| Description of the task |
Pictures stay out. Everything else in the listing below gets written out exactly.

| Extracted information |
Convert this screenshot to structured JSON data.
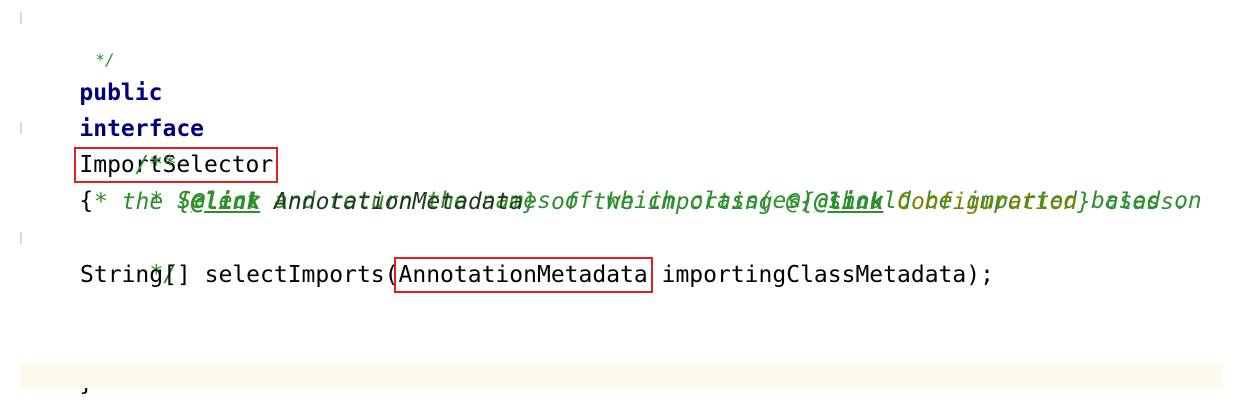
{
  "code": {
    "line0": {
      "text": "*/"
    },
    "line1": {
      "kw1": "public",
      "kw2": "interface",
      "name": "ImportSelector",
      "brace": "{"
    },
    "line3": {
      "text": "/**"
    },
    "line4": {
      "text": "* Select and return the names of which class(es) should be imported based on"
    },
    "line5": {
      "p1": "* the {",
      "tag1": "@link",
      "ref1": " AnnotationMetadata",
      "p2": "} of the importing @{",
      "tag2": "@link",
      "ref2": " Configuration",
      "p3": "} class."
    },
    "line6": {
      "text": "*/"
    },
    "line7": {
      "ret": "String[] selectImports(",
      "param_type": "AnnotationMetadata",
      "rest": " importingClassMetadata);"
    },
    "line9": {
      "text": "}"
    }
  },
  "colors": {
    "keyword": "#000080",
    "comment": "#2f8f2f",
    "highlight_box": "#e02020",
    "current_line": "#fdfaeb"
  }
}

| Solution for this problem |
Convert this screenshot to structured JSON data.
{
  "code": {
    "line0": {
      "text": "*/"
    },
    "line1": {
      "kw1": "public",
      "kw2": "interface",
      "name": "ImportSelector",
      "brace": "{"
    },
    "line3": {
      "text": "/**"
    },
    "line4": {
      "text": "* Select and return the names of which class(es) should be imported based on"
    },
    "line5": {
      "p1": "* the {",
      "tag1": "@link",
      "ref1": " AnnotationMetadata",
      "p2": "} of the importing @{",
      "tag2": "@link",
      "ref2": " Configuration",
      "p3": "} class."
    },
    "line6": {
      "text": "*/"
    },
    "line7": {
      "ret": "String[] selectImports(",
      "param_type": "AnnotationMetadata",
      "rest": " importingClassMetadata);"
    },
    "line9": {
      "text": "}"
    }
  },
  "colors": {
    "keyword": "#000080",
    "comment": "#2f8f2f",
    "highlight_box": "#e02020",
    "current_line": "#fdfaeb"
  }
}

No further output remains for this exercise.